TASK INSTRUCTIONS:
Which lines below include the string "专职网格员"? Please show each one.

○ ○ ○ ○

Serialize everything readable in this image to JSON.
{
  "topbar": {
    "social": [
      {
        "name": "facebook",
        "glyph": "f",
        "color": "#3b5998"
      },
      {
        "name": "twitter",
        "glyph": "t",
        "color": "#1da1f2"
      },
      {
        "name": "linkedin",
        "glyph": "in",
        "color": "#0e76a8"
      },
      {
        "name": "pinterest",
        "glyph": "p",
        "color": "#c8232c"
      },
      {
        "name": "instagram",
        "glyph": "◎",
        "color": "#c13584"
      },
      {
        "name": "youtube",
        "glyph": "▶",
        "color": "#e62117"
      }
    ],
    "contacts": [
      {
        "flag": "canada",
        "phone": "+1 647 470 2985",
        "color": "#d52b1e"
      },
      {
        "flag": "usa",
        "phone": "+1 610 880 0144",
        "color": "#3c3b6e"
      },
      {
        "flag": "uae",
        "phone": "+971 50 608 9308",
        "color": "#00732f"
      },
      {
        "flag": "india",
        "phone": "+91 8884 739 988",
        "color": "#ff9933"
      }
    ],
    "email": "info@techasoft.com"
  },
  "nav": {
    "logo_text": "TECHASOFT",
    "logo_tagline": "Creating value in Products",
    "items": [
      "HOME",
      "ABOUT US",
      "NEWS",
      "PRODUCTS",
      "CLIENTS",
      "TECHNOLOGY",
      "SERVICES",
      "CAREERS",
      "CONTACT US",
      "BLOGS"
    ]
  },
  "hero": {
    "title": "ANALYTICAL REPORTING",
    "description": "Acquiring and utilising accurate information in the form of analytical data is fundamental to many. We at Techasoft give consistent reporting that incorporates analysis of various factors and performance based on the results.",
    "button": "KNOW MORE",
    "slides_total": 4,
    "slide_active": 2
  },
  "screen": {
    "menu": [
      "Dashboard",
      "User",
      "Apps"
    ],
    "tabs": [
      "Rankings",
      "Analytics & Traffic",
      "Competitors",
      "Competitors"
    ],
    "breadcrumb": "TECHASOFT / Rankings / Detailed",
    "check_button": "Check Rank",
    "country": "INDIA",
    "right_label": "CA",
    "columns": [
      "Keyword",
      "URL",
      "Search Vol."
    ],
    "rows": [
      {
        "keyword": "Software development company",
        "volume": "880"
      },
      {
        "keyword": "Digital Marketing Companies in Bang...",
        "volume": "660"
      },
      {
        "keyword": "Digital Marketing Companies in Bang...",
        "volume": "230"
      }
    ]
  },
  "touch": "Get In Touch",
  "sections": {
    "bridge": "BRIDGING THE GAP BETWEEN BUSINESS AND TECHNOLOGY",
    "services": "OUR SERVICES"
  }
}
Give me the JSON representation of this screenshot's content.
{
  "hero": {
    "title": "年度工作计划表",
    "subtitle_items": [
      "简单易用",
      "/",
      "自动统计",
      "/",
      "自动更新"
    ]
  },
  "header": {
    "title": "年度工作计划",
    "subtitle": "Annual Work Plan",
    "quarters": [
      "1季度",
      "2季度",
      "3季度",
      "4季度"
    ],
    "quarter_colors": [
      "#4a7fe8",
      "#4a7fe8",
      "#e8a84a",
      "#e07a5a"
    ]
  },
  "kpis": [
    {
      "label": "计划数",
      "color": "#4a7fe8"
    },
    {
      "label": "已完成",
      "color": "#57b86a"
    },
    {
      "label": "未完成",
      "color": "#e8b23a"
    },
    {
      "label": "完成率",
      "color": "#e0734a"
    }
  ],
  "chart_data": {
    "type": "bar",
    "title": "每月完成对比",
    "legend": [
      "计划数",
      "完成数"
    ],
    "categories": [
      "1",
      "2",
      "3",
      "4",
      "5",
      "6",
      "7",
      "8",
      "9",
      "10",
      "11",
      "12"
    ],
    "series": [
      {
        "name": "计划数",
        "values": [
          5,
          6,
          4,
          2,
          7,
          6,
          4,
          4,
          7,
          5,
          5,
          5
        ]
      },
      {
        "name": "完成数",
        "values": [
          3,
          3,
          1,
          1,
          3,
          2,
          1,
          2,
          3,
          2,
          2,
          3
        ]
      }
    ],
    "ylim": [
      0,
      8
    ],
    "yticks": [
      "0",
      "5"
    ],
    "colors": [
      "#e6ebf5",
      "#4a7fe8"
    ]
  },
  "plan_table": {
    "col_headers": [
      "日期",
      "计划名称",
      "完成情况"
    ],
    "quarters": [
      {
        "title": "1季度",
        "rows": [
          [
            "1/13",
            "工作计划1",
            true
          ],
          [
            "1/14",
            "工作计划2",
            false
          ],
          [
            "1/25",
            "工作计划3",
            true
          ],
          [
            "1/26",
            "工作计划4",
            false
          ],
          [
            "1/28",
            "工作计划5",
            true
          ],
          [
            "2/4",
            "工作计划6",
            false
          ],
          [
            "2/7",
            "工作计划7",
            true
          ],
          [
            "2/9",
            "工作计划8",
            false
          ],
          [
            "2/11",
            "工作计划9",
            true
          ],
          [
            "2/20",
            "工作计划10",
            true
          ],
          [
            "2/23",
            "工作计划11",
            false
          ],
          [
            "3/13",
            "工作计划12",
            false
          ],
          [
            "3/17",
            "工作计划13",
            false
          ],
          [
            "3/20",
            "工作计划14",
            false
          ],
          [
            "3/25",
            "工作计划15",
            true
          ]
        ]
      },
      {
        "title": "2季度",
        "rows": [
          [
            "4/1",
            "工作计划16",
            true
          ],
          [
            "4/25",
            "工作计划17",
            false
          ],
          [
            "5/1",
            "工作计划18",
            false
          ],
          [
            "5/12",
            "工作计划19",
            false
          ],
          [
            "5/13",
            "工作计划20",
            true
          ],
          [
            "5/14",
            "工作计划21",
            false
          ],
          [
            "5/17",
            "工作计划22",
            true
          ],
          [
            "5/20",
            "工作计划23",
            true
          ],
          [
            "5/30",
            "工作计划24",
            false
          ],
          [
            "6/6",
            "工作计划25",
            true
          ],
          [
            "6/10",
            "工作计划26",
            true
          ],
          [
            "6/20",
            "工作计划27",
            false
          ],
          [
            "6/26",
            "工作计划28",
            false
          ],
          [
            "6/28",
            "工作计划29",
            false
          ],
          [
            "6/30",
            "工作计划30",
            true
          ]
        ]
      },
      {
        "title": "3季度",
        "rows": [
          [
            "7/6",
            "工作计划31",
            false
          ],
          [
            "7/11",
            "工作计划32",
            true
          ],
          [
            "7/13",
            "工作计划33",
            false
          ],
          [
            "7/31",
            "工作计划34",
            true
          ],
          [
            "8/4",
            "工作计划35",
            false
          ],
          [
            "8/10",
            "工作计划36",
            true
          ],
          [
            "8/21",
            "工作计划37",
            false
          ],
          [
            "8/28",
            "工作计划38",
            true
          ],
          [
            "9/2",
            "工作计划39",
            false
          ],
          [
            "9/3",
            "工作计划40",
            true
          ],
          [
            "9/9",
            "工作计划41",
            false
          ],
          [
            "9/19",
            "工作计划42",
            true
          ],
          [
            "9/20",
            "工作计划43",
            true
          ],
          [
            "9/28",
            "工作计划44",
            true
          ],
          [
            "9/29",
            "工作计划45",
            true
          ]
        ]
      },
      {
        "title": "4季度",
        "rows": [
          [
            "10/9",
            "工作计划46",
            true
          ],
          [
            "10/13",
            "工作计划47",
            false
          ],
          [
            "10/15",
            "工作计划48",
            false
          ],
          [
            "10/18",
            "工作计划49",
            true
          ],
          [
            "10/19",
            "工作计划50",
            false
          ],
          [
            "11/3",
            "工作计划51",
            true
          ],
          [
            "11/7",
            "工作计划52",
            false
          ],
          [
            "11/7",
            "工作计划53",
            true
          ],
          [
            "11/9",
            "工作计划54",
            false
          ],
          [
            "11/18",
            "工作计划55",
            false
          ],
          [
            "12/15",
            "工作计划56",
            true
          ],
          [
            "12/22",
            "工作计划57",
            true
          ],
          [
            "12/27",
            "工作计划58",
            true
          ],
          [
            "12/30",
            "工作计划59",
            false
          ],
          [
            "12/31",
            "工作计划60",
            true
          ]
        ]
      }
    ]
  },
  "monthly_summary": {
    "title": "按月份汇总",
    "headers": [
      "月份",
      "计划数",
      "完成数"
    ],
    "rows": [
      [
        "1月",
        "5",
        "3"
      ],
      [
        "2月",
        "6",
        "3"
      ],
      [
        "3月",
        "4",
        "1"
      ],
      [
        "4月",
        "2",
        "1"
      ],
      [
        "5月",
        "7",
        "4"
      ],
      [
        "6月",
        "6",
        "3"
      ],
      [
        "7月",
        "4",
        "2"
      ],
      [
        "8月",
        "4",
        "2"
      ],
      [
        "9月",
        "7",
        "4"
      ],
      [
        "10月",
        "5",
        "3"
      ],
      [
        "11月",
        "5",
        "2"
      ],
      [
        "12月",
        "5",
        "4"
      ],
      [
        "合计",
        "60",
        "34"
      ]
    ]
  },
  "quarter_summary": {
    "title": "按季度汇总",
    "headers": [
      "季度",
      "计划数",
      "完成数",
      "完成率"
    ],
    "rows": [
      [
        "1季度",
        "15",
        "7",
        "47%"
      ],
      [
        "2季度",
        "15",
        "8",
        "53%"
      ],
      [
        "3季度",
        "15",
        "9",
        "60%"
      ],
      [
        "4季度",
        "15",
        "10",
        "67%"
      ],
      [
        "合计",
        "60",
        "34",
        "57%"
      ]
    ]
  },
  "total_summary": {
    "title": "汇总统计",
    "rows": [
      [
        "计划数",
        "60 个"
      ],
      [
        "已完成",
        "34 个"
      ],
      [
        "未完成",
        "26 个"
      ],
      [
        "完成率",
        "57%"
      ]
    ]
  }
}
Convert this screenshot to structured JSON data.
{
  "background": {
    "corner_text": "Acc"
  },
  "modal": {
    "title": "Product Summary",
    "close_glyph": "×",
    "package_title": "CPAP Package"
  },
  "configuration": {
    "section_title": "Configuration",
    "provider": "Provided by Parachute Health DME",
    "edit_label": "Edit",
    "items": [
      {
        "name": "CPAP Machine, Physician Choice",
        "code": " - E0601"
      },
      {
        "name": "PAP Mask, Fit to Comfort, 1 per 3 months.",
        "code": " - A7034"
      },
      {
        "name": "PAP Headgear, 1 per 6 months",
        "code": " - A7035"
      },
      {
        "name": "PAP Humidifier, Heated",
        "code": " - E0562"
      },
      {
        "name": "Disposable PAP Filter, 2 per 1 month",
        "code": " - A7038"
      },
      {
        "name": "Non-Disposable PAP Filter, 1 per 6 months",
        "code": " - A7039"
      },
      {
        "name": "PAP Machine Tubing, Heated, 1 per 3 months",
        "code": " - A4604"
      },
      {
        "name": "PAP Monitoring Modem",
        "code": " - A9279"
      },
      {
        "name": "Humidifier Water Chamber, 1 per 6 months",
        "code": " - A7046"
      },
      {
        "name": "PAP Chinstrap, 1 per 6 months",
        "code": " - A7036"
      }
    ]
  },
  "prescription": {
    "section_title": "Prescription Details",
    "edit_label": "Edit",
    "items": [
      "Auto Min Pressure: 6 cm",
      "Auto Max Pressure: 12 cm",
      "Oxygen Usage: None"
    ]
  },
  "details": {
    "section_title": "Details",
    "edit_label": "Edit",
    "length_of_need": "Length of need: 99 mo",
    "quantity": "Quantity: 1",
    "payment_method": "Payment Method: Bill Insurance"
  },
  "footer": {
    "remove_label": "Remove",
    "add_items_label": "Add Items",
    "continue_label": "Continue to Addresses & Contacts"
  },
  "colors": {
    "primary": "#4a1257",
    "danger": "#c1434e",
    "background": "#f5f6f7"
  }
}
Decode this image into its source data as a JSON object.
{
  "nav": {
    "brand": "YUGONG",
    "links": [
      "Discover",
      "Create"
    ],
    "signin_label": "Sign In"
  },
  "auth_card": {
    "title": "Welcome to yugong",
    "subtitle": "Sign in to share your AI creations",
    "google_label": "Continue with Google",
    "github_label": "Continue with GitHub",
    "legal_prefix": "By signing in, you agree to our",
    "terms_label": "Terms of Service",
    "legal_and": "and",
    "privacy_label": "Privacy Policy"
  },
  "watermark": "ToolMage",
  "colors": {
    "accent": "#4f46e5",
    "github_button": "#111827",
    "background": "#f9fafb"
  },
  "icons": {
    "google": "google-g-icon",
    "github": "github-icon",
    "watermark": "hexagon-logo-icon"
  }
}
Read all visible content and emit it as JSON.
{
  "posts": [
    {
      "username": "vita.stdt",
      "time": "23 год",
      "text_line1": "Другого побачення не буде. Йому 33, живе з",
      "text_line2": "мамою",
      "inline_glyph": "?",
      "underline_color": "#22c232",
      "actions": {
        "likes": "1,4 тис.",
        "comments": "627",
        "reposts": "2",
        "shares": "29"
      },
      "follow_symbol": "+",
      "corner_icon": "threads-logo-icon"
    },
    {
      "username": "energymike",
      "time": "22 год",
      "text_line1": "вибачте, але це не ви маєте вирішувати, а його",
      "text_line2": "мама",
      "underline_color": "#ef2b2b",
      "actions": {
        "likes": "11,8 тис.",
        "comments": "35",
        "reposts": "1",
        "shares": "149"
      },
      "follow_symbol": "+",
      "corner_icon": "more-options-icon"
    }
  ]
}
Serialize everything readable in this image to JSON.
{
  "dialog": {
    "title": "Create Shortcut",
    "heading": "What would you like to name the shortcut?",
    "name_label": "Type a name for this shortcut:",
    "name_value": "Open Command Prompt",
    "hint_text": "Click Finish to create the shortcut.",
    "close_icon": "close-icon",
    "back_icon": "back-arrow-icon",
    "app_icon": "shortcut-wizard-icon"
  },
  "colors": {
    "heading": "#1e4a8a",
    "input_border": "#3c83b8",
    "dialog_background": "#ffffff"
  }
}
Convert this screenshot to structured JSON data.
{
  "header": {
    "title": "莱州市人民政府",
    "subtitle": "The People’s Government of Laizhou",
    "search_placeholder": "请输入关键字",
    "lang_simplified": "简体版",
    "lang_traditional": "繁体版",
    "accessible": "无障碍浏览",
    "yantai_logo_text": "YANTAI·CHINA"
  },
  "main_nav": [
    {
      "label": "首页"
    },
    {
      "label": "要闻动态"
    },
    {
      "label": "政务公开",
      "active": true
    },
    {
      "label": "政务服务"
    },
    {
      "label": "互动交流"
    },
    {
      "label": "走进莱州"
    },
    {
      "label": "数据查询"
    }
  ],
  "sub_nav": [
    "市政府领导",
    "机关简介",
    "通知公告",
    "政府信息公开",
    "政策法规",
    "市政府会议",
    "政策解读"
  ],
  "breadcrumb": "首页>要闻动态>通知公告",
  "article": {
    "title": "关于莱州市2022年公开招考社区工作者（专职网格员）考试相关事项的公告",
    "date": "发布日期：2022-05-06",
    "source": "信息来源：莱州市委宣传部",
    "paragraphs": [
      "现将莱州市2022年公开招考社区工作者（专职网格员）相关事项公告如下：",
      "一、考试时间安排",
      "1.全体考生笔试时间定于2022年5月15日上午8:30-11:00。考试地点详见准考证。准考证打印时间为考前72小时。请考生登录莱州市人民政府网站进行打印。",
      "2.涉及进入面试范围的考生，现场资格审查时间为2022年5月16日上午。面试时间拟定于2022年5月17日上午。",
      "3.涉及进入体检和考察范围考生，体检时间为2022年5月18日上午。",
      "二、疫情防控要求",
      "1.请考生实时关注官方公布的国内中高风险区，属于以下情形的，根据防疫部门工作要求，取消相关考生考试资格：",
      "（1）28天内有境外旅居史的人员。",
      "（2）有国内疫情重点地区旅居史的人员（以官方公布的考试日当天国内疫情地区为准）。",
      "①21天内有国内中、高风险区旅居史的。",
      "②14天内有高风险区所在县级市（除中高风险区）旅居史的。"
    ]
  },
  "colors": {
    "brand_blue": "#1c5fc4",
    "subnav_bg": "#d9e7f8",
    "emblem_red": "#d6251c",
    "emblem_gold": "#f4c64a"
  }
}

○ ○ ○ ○

TASK RESULT:
    "title": "关于莱州市2022年公开招考社区工作者（专职网格员）考试相关事项的公告",
      "现将莱州市2022年公开招考社区工作者（专职网格员）相关事项公告如下：",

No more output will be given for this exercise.